“Unless I’m badly mistaken, the man two seats ahead is mighty sick.”
Sue looked ahead and her eyes widened.
“He’s pale as a ghost. Can’t we do something?” Jane nodded and rose from her chair. It wasn’t any of her business, really, but there might be something she could do. She stepped forward and leaned down.
“You look ill,” she said. “I’m a trained nurse. Is there anything I can do?”
The stricken man managed to smile and his eyes spoke his thanks. Jane bent low so he could speak directly into her ear.
“Appendicitis, I fear. I’ve had it before, but never an attack as severe as this. How long before we’ll be in Chicago?”
“Not long,” replied Jane. “I’ll see if I can’t find something to make you more comfortable.”
Jane hastened back to Sue.
“It’s appendicitis,” she said. “Let’s see if we can find anything in the pantry to make into a compress or fix up an ice bottle. That may help check the inflammation until we get to Chicago.”
While the other passengers looked on a little startled, the girls went back to the pantry.
“Here’s a bottle of cold water,” said Sue.
“I’ve found some towels. We’ll make some cold compresses.”
Some one tapped her on the shoulder just then and she turned around to look into the stern face of the co-pilot.
“Passengers are not allowed here,” he said. “You’ll have to go back to your seats.”
Sue started to make a sharp reply, but Jane silenced her.
“The man in No. 4 is suffering from an attack of appendicitis,” she explained. “We’re trained nurses and thought we might find something here we could use to relieve the pain until we get to Chicago.”
The grim expression on the co-pilot’s face vanished.
“Why didn’t you say so?”
“You didn’t give us a chance,” retorted Sue.
“Do you think his condition is serious?” the flyer asked Jane.
“He’s pretty sick right now and he’s not a young man by any means. If you can send word ahead some way to have an ambulance waiting at the field, that will help.”
“I’ll get a radio off at once. Is there anything I can do?”
“No, we’ll do everything possible,” Jane told him.
“The other passengers seem to be a little alarmed,” said Sue. “I’m going to tell them just what’s up.”
“Good idea. I’ll have the compresses ready when you come back.”
Sue went along the cabin and stopped to tell each passenger just what was the matter with the elderly man in No. 4. Everyone was sympathetic, but there was nothing they could do to help.
The girls made the stricken man as comfortable as possible and changed the cold packs frequently. It seemed to Jane as though the engines were droning along at a higher pitch and a glance at the air-speed indicator revealed that they were traveling 135 miles an hour.
They passed over Aurora and Jane knew they would soon be in Chicago. The co-pilot came back.
“How’s he getting along?” he asked Jane.
“He’s much more comfortable. Did you get a message through?”
“An ambulance is waiting at the field right now. Gosh, but I’m glad you girls were along. You ought to apply for jobs with the company.

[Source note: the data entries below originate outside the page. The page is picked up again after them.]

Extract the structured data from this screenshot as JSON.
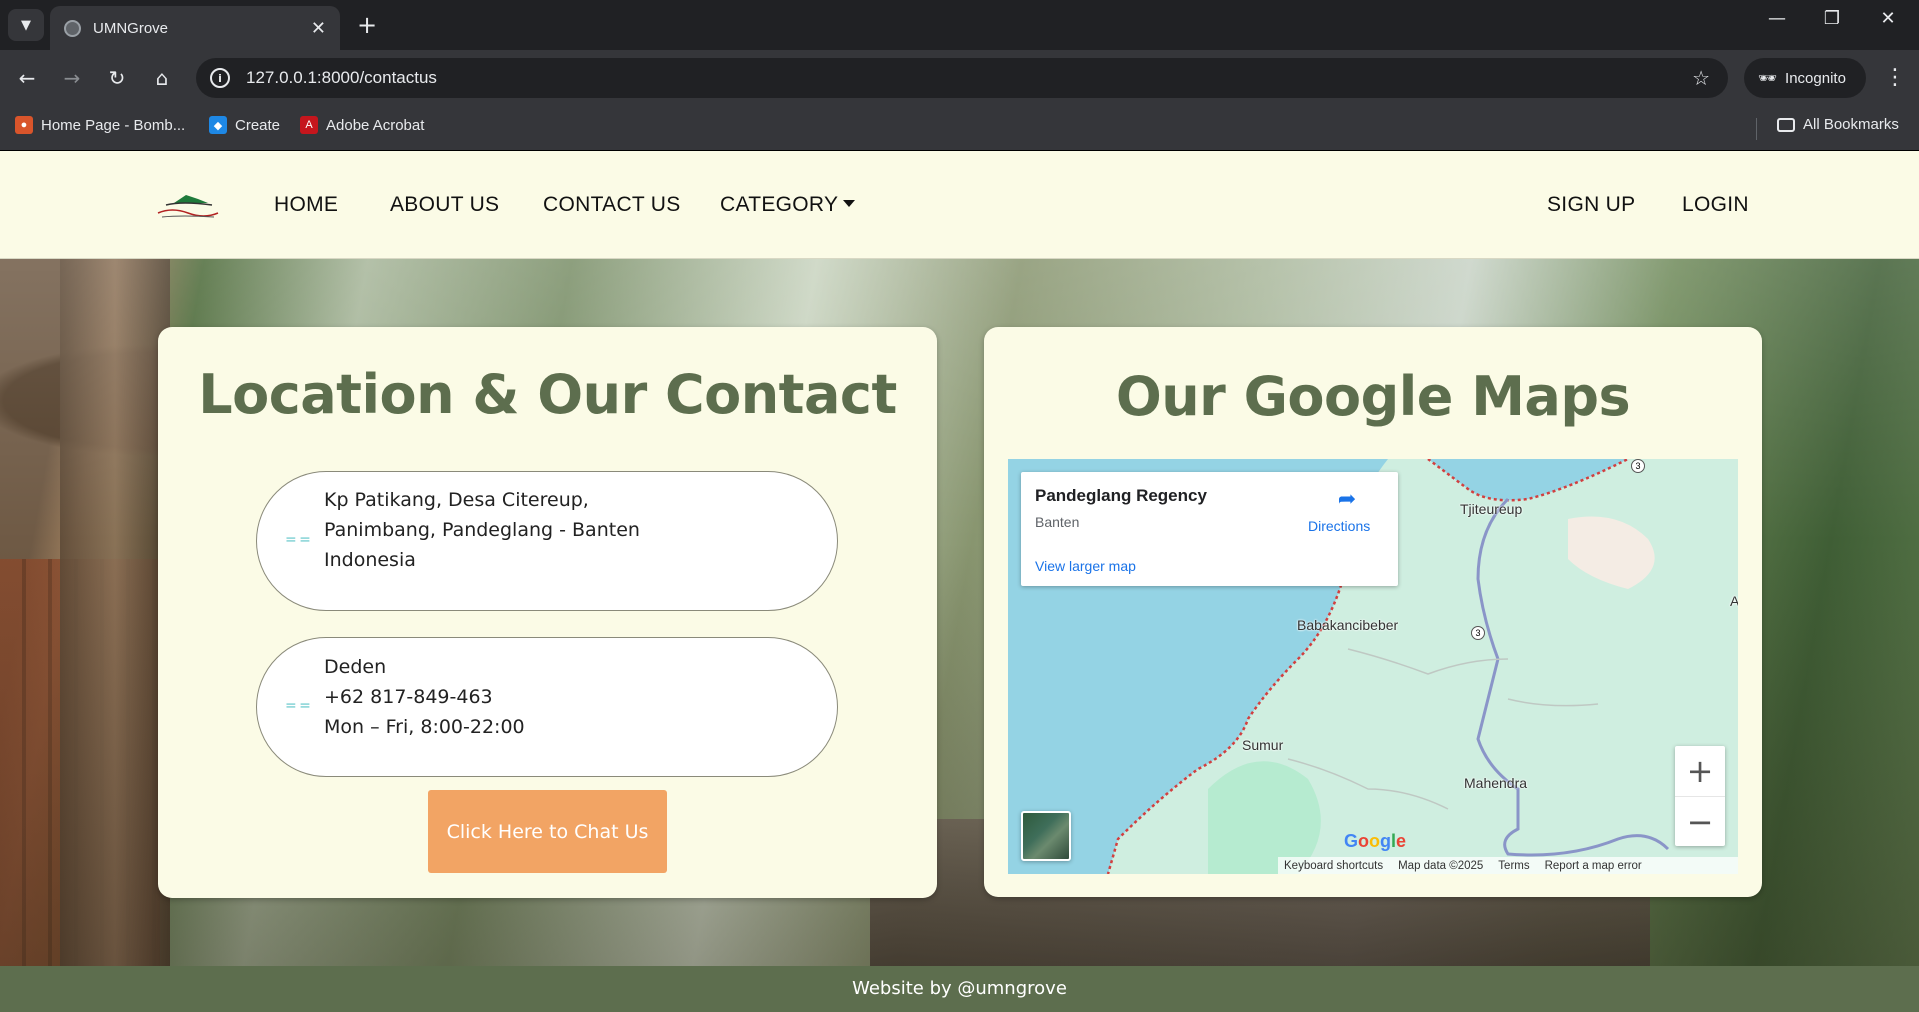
{
  "browser": {
    "tab_title": "UMNGrove",
    "url": "127.0.0.1:8000/contactus",
    "incognito_label": "Incognito",
    "bookmarks": [
      {
        "label": "Home Page - Bomb..."
      },
      {
        "label": "Create"
      },
      {
        "label": "Adobe Acrobat"
      }
    ],
    "all_bookmarks_label": "All Bookmarks"
  },
  "nav": {
    "home": "HOME",
    "about": "ABOUT US",
    "contact": "CONTACT US",
    "category": "CATEGORY",
    "signup": "SIGN UP",
    "login": "LOGIN"
  },
  "contact_card": {
    "title": "Location & Our Contact",
    "address_lines": [
      "Kp Patikang, Desa Citereup,",
      "Panimbang, Pandeglang - Banten",
      "Indonesia"
    ],
    "contact_lines": [
      "Deden",
      "+62 817-849-463",
      "Mon – Fri, 8:00-22:00"
    ],
    "chat_button": "Click Here to Chat Us"
  },
  "map_card": {
    "title": "Our Google Maps",
    "place_name": "Pandeglang Regency",
    "place_region": "Banten",
    "directions_label": "Directions",
    "view_larger_label": "View larger map",
    "labels": {
      "tjiteureup": "Tjiteureup",
      "babakancibeber": "Babakancibeber",
      "sumur": "Sumur",
      "mahendra": "Mahendra",
      "edge": "A"
    },
    "route_number": "3",
    "footer_links": [
      "Keyboard shortcuts",
      "Map data ©2025",
      "Terms",
      "Report a map error"
    ],
    "zoom_in": "+",
    "zoom_out": "−"
  },
  "footer": {
    "text": "Website by @umngrove"
  },
  "colors": {
    "accent_green": "#5d6e4e",
    "cream": "#fbfbe6",
    "button_orange": "#f2a464",
    "link_blue": "#1a73e8"
  }
}
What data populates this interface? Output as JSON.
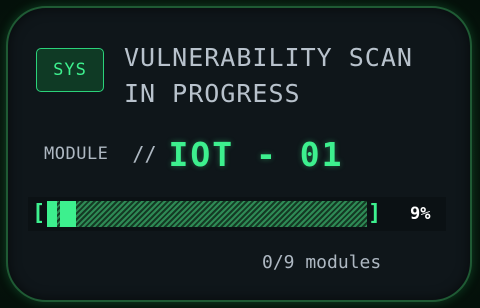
{
  "badge": {
    "label": "SYS"
  },
  "title": {
    "line1": "VULNERABILITY SCAN",
    "line2": "IN PROGRESS"
  },
  "module": {
    "label": "MODULE",
    "separator": "//",
    "id": "IOT - 01"
  },
  "progress": {
    "bracket_left": "[",
    "bracket_right": "]",
    "percent_value": 9,
    "percent_label": "9%",
    "modules_text": "0/9 modules"
  },
  "colors": {
    "accent": "#3df08e",
    "accent_dim": "#2e8a55",
    "card_bg": "#0f161a",
    "border": "#1f5a34",
    "text_muted": "#aeb8c2",
    "percent_text": "#ffffff"
  }
}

They’re going to put on a bunch of girls as stewardesses.”
“That’s just exactly why we’re on this plane.”
“Then this bit of first aid won’t hurt you in getting a job,” grinned the co-pilot.

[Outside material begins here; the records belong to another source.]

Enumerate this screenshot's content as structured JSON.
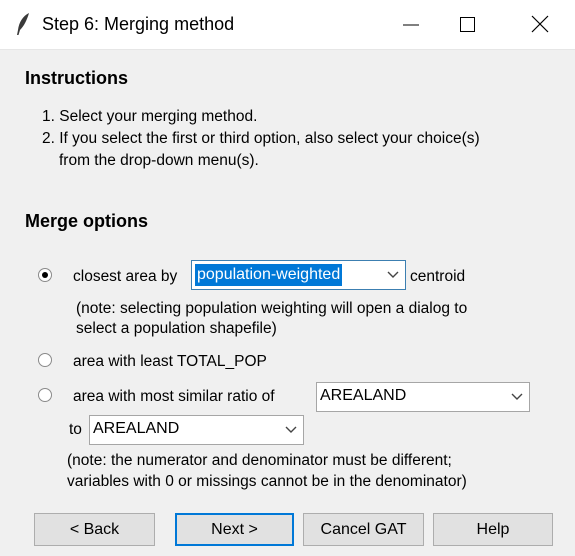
{
  "window": {
    "title": "Step 6: Merging method",
    "minimize_icon": "minimize-icon",
    "maximize_icon": "maximize-icon",
    "close_icon": "close-icon",
    "app_icon": "feather-icon"
  },
  "instructions": {
    "heading": "Instructions",
    "line1": "1. Select your merging method.",
    "line2": "2. If you select the first or third option, also select your choice(s)",
    "line3": "from the drop-down menu(s)."
  },
  "merge": {
    "heading": "Merge options",
    "option1": {
      "label_before": "closest area by",
      "select_value": "population-weighted",
      "label_after": "centroid",
      "note_line1": "(note: selecting population weighting will open a dialog to",
      "note_line2": "select a population shapefile)",
      "selected": true
    },
    "option2": {
      "label": "area with least TOTAL_POP",
      "selected": false
    },
    "option3": {
      "label": "area with most similar ratio of",
      "numerator_value": "AREALAND",
      "to_label": "to",
      "denominator_value": "AREALAND",
      "note_line1": "(note: the numerator and denominator must be different;",
      "note_line2": "variables with 0 or missings cannot be in the denominator)",
      "selected": false
    }
  },
  "buttons": {
    "back": "< Back",
    "next": "Next >",
    "cancel": "Cancel GAT",
    "help": "Help"
  },
  "colors": {
    "accent": "#0078d7",
    "background": "#f0f0f0"
  }
}
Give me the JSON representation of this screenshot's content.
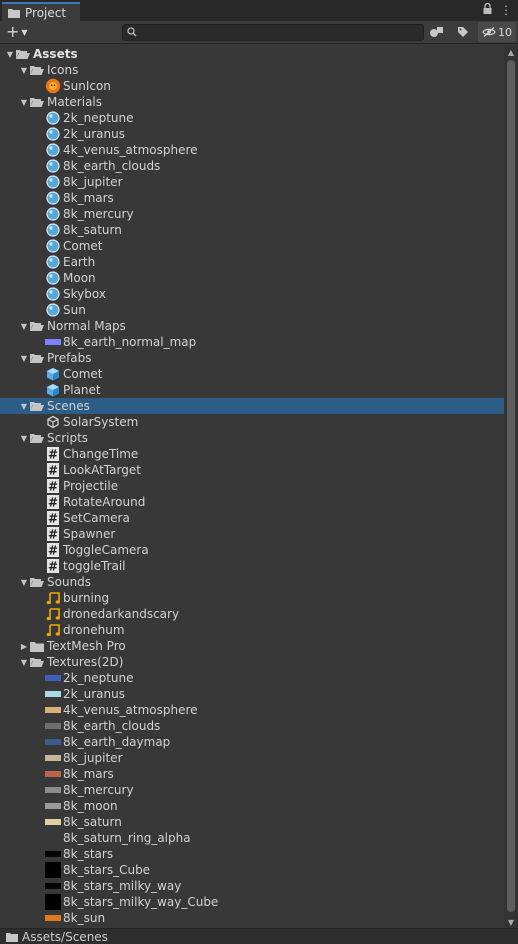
{
  "window": {
    "tab_title": "Project",
    "hidden_count": "10"
  },
  "status": {
    "path": "Assets/Scenes"
  },
  "tree": [
    {
      "label": "Assets",
      "depth": 0,
      "arrow": "open",
      "icon": "folder-open-icon",
      "bold": true
    },
    {
      "label": "Icons",
      "depth": 1,
      "arrow": "open",
      "icon": "folder-open-icon"
    },
    {
      "label": "SunIcon",
      "depth": 2,
      "icon": "sun-image-icon"
    },
    {
      "label": "Materials",
      "depth": 1,
      "arrow": "open",
      "icon": "folder-open-icon"
    },
    {
      "label": "2k_neptune",
      "depth": 2,
      "icon": "material-icon"
    },
    {
      "label": "2k_uranus",
      "depth": 2,
      "icon": "material-icon"
    },
    {
      "label": "4k_venus_atmosphere",
      "depth": 2,
      "icon": "material-icon"
    },
    {
      "label": "8k_earth_clouds",
      "depth": 2,
      "icon": "material-icon"
    },
    {
      "label": "8k_jupiter",
      "depth": 2,
      "icon": "material-icon"
    },
    {
      "label": "8k_mars",
      "depth": 2,
      "icon": "material-icon"
    },
    {
      "label": "8k_mercury",
      "depth": 2,
      "icon": "material-icon"
    },
    {
      "label": "8k_saturn",
      "depth": 2,
      "icon": "material-icon"
    },
    {
      "label": "Comet",
      "depth": 2,
      "icon": "material-icon"
    },
    {
      "label": "Earth",
      "depth": 2,
      "icon": "material-icon"
    },
    {
      "label": "Moon",
      "depth": 2,
      "icon": "material-icon"
    },
    {
      "label": "Skybox",
      "depth": 2,
      "icon": "material-icon"
    },
    {
      "label": "Sun",
      "depth": 2,
      "icon": "material-icon"
    },
    {
      "label": "Normal Maps",
      "depth": 1,
      "arrow": "open",
      "icon": "folder-open-icon"
    },
    {
      "label": "8k_earth_normal_map",
      "depth": 2,
      "icon": "texture-icon",
      "color": "#8080ff"
    },
    {
      "label": "Prefabs",
      "depth": 1,
      "arrow": "open",
      "icon": "folder-open-icon"
    },
    {
      "label": "Comet",
      "depth": 2,
      "icon": "prefab-icon"
    },
    {
      "label": "Planet",
      "depth": 2,
      "icon": "prefab-icon"
    },
    {
      "label": "Scenes",
      "depth": 1,
      "arrow": "open",
      "icon": "folder-open-icon",
      "selected": true
    },
    {
      "label": "SolarSystem",
      "depth": 2,
      "icon": "unity-scene-icon"
    },
    {
      "label": "Scripts",
      "depth": 1,
      "arrow": "open",
      "icon": "folder-open-icon"
    },
    {
      "label": "ChangeTime",
      "depth": 2,
      "icon": "script-icon"
    },
    {
      "label": "LookAtTarget",
      "depth": 2,
      "icon": "script-icon"
    },
    {
      "label": "Projectile",
      "depth": 2,
      "icon": "script-icon"
    },
    {
      "label": "RotateAround",
      "depth": 2,
      "icon": "script-icon"
    },
    {
      "label": "SetCamera",
      "depth": 2,
      "icon": "script-icon"
    },
    {
      "label": "Spawner",
      "depth": 2,
      "icon": "script-icon"
    },
    {
      "label": "ToggleCamera",
      "depth": 2,
      "icon": "script-icon"
    },
    {
      "label": "toggleTrail",
      "depth": 2,
      "icon": "script-icon"
    },
    {
      "label": "Sounds",
      "depth": 1,
      "arrow": "open",
      "icon": "folder-open-icon"
    },
    {
      "label": "burning",
      "depth": 2,
      "icon": "audio-icon"
    },
    {
      "label": "dronedarkandscary",
      "depth": 2,
      "icon": "audio-icon"
    },
    {
      "label": "dronehum",
      "depth": 2,
      "icon": "audio-icon"
    },
    {
      "label": "TextMesh Pro",
      "depth": 1,
      "arrow": "closed",
      "icon": "folder-icon"
    },
    {
      "label": "Textures(2D)",
      "depth": 1,
      "arrow": "open",
      "icon": "folder-open-icon"
    },
    {
      "label": "2k_neptune",
      "depth": 2,
      "icon": "texture-icon",
      "color": "#3f5fbf"
    },
    {
      "label": "2k_uranus",
      "depth": 2,
      "icon": "texture-icon",
      "color": "#a9dde6"
    },
    {
      "label": "4k_venus_atmosphere",
      "depth": 2,
      "icon": "texture-icon",
      "color": "#d9b07a"
    },
    {
      "label": "8k_earth_clouds",
      "depth": 2,
      "icon": "texture-icon",
      "color": "#6e6e6e"
    },
    {
      "label": "8k_earth_daymap",
      "depth": 2,
      "icon": "texture-icon",
      "color": "#3a5c8c"
    },
    {
      "label": "8k_jupiter",
      "depth": 2,
      "icon": "texture-icon",
      "color": "#c8b49a"
    },
    {
      "label": "8k_mars",
      "depth": 2,
      "icon": "texture-icon",
      "color": "#b8664a"
    },
    {
      "label": "8k_mercury",
      "depth": 2,
      "icon": "texture-icon",
      "color": "#8c8c8c"
    },
    {
      "label": "8k_moon",
      "depth": 2,
      "icon": "texture-icon",
      "color": "#9a9a9a"
    },
    {
      "label": "8k_saturn",
      "depth": 2,
      "icon": "texture-icon",
      "color": "#e0cfa0"
    },
    {
      "label": "8k_saturn_ring_alpha",
      "depth": 2,
      "icon": "texture-icon",
      "color": "#383838"
    },
    {
      "label": "8k_stars",
      "depth": 2,
      "icon": "texture-icon",
      "color": "#050505"
    },
    {
      "label": "8k_stars_Cube",
      "depth": 2,
      "icon": "cubemap-icon",
      "color": "#000000"
    },
    {
      "label": "8k_stars_milky_way",
      "depth": 2,
      "icon": "texture-icon",
      "color": "#050505"
    },
    {
      "label": "8k_stars_milky_way_Cube",
      "depth": 2,
      "icon": "cubemap-icon",
      "color": "#000000"
    },
    {
      "label": "8k_sun",
      "depth": 2,
      "icon": "texture-icon",
      "color": "#e07a20"
    }
  ]
}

He ducked back into the forward compartment and a few minutes later the plane swung over the municipal airport, Chicago headquarters of the Federated Airways.
Word had been flashed around the field that the incoming plane was bringing in a sick man, and the ship was given the right of way over all other planes.
Jane and Sue were too much interested in their patient to feel the slightest discomfort as the plane landed and rolled along the concrete ramp.
Sue hurried the other passengers out and an ambulance backed up to the plane.
“I’m deeply grateful,” whispered their patient, as he was lifted from the plane to the ambulance.
A white-garbed interne waved to the driver and with its siren clearing a path, the ambulance sped away.